> [PROBLEM STATEMENT]
Without changing a word, copy every line of the listing below and leave out the images.

BEGIN ENTRIES SUPPLIED

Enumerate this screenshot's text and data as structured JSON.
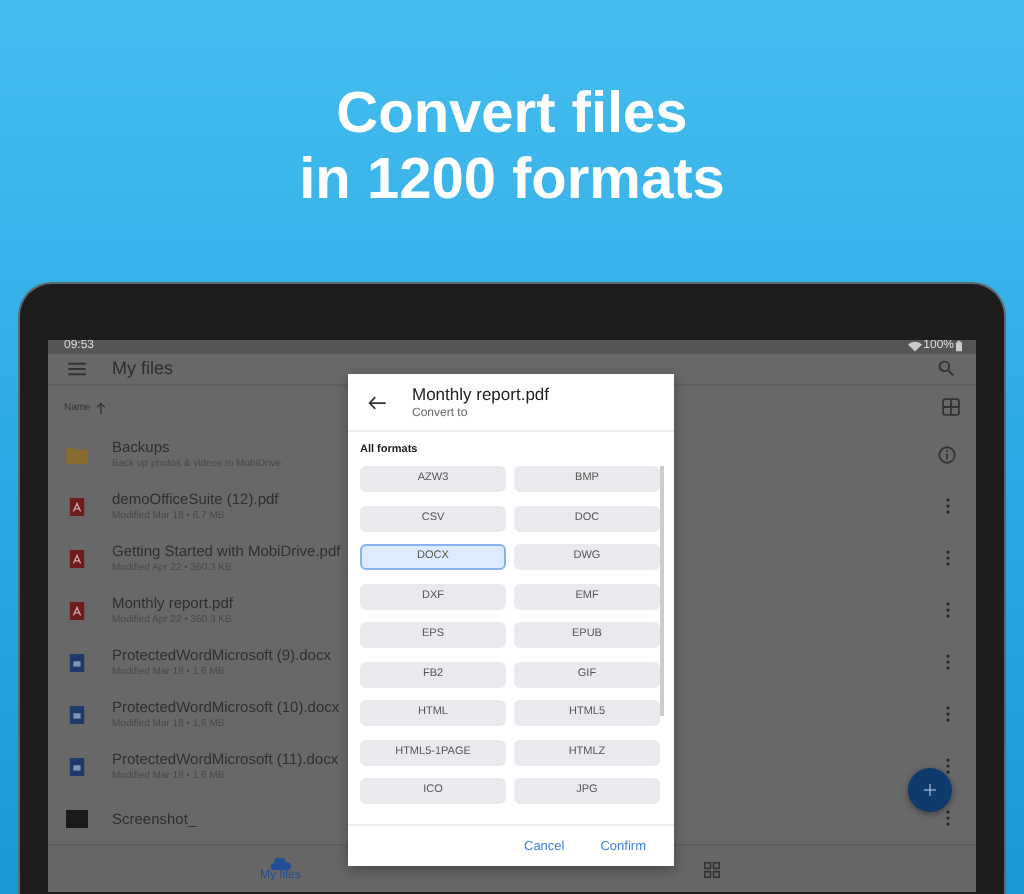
{
  "headline": [
    "Convert files",
    "in 1200 formats"
  ],
  "status_bar": {
    "time": "09:53",
    "battery": "100%"
  },
  "app_bar": {
    "title": "My files"
  },
  "sort_header": {
    "label": "Name"
  },
  "files": [
    {
      "kind": "folder",
      "name": "Backups",
      "details": "Back up photos & videos to MobiDrive"
    },
    {
      "kind": "pdf",
      "name": "demoOfficeSuite (12).pdf",
      "details": "Modified Mar 18 • 6.7 MB"
    },
    {
      "kind": "pdf",
      "name": "Getting Started with MobiDrive.pdf",
      "details": "Modified Apr 22 • 360.3 KB"
    },
    {
      "kind": "pdf",
      "name": "Monthly report.pdf",
      "details": "Modified Apr 22 • 360.3 KB"
    },
    {
      "kind": "doc",
      "name": "ProtectedWordMicrosoft (9).docx",
      "details": "Modified Mar 18 • 1.6 MB"
    },
    {
      "kind": "doc",
      "name": "ProtectedWordMicrosoft (10).docx",
      "details": "Modified Mar 18 • 1.6 MB"
    },
    {
      "kind": "doc",
      "name": "ProtectedWordMicrosoft (11).docx",
      "details": "Modified Mar 18 • 1.6 MB"
    },
    {
      "kind": "image",
      "name": "Screenshot_"
    }
  ],
  "bottom_nav": [
    {
      "label": "My files",
      "selected": true
    }
  ],
  "dialog": {
    "title": "Monthly report.pdf",
    "subtitle": "Convert to",
    "section": "All formats",
    "formats": [
      {
        "label": "AZW3",
        "selected": false
      },
      {
        "label": "BMP",
        "selected": false
      },
      {
        "label": "CSV",
        "selected": false
      },
      {
        "label": "DOC",
        "selected": false
      },
      {
        "label": "DOCX",
        "selected": true
      },
      {
        "label": "DWG",
        "selected": false
      },
      {
        "label": "DXF",
        "selected": false
      },
      {
        "label": "EMF",
        "selected": false
      },
      {
        "label": "EPS",
        "selected": false
      },
      {
        "label": "EPUB",
        "selected": false
      },
      {
        "label": "FB2",
        "selected": false
      },
      {
        "label": "GIF",
        "selected": false
      },
      {
        "label": "HTML",
        "selected": false
      },
      {
        "label": "HTML5",
        "selected": false
      },
      {
        "label": "HTML5-1PAGE",
        "selected": false
      },
      {
        "label": "HTMLZ",
        "selected": false
      },
      {
        "label": "ICO",
        "selected": false
      },
      {
        "label": "JPG",
        "selected": false
      }
    ],
    "buttons": [
      "Cancel",
      "Confirm"
    ]
  }
}
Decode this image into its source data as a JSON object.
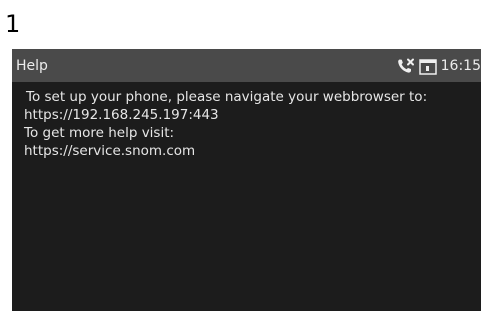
{
  "step_number": "1",
  "screen": {
    "title": "Help",
    "status": {
      "icons": [
        "missed-call-icon",
        "calendar-icon"
      ],
      "time": "16:15"
    },
    "help_lines": [
      "To set up your phone, please navigate your webbrowser to:",
      "https://192.168.245.197:443",
      "To get more help visit:",
      "https://service.snom.com"
    ]
  }
}
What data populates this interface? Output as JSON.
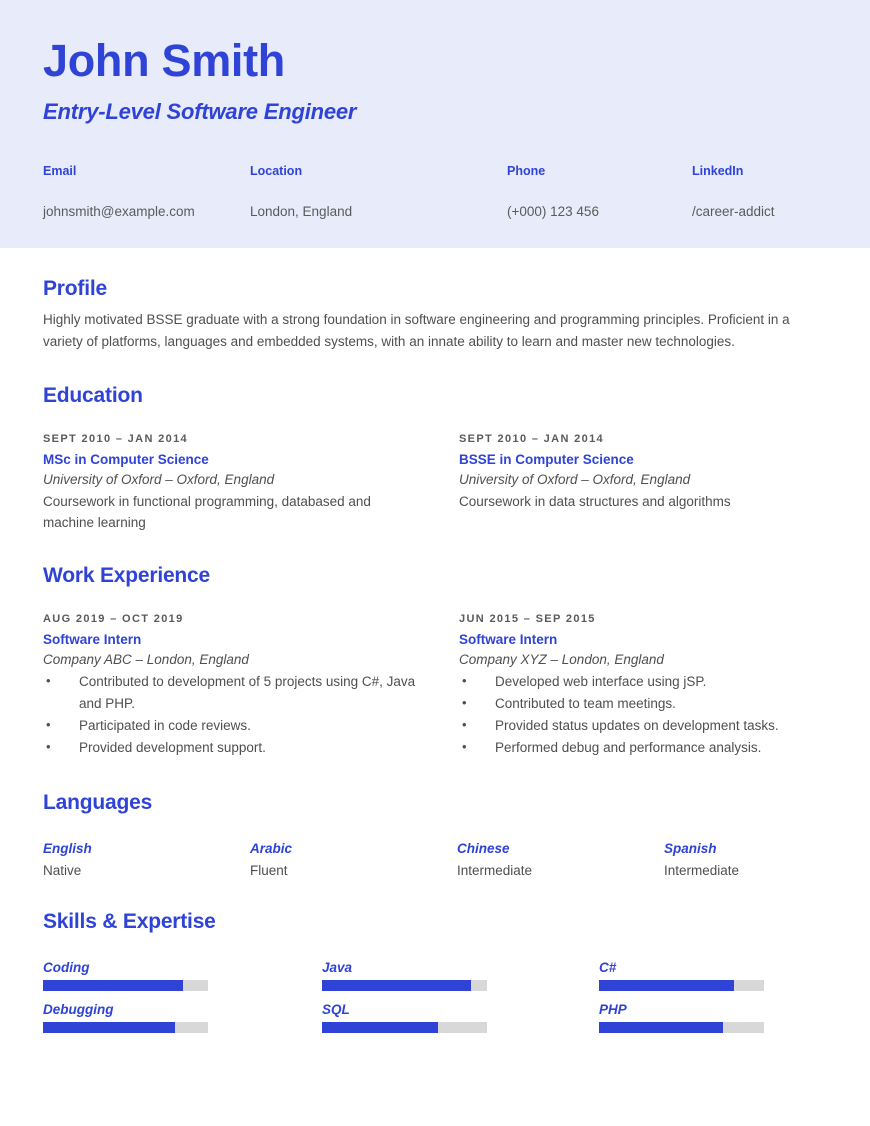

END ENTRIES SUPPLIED

> [SOLVED PROBLEM]
Enumerate this screenshot's text and data as structured JSON.
{
  "headline": [
    "Convert files",
    "in 1200 formats"
  ],
  "status_bar": {
    "time": "09:53",
    "battery": "100%"
  },
  "app_bar": {
    "title": "My files"
  },
  "sort_header": {
    "label": "Name"
  },
  "files": [
    {
      "kind": "folder",
      "name": "Backups",
      "details": "Back up photos & videos to MobiDrive"
    },
    {
      "kind": "pdf",
      "name": "demoOfficeSuite (12).pdf",
      "details": "Modified Mar 18 • 6.7 MB"
    },
    {
      "kind": "pdf",
      "name": "Getting Started with MobiDrive.pdf",
      "details": "Modified Apr 22 • 360.3 KB"
    },
    {
      "kind": "pdf",
      "name": "Monthly report.pdf",
      "details": "Modified Apr 22 • 360.3 KB"
    },
    {
      "kind": "doc",
      "name": "ProtectedWordMicrosoft (9).docx",
      "details": "Modified Mar 18 • 1.6 MB"
    },
    {
      "kind": "doc",
      "name": "ProtectedWordMicrosoft (10).docx",
      "details": "Modified Mar 18 • 1.6 MB"
    },
    {
      "kind": "doc",
      "name": "ProtectedWordMicrosoft (11).docx",
      "details": "Modified Mar 18 • 1.6 MB"
    },
    {
      "kind": "image",
      "name": "Screenshot_"
    }
  ],
  "bottom_nav": [
    {
      "label": "My files",
      "selected": true
    }
  ],
  "dialog": {
    "title": "Monthly report.pdf",
    "subtitle": "Convert to",
    "section": "All formats",
    "formats": [
      {
        "label": "AZW3",
        "selected": false
      },
      {
        "label": "BMP",
        "selected": false
      },
      {
        "label": "CSV",
        "selected": false
      },
      {
        "label": "DOC",
        "selected": false
      },
      {
        "label": "DOCX",
        "selected": true
      },
      {
        "label": "DWG",
        "selected": false
      },
      {
        "label": "DXF",
        "selected": false
      },
      {
        "label": "EMF",
        "selected": false
      },
      {
        "label": "EPS",
        "selected": false
      },
      {
        "label": "EPUB",
        "selected": false
      },
      {
        "label": "FB2",
        "selected": false
      },
      {
        "label": "GIF",
        "selected": false
      },
      {
        "label": "HTML",
        "selected": false
      },
      {
        "label": "HTML5",
        "selected": false
      },
      {
        "label": "HTML5-1PAGE",
        "selected": false
      },
      {
        "label": "HTMLZ",
        "selected": false
      },
      {
        "label": "ICO",
        "selected": false
      },
      {
        "label": "JPG",
        "selected": false
      }
    ],
    "buttons": [
      "Cancel",
      "Confirm"
    ]
  }
}
Decode this image into its source data as a JSON object.
{
  "step_number": "1",
  "screen": {
    "title": "Help",
    "status": {
      "icons": [
        "missed-call-icon",
        "calendar-icon"
      ],
      "time": "16:15"
    },
    "help_lines": [
      "To set up your phone, please navigate your webbrowser to:",
      "https://192.168.245.197:443",
      "To get more help visit:",
      "https://service.snom.com"
    ]
  }
}
What data populates this interface? Output as JSON.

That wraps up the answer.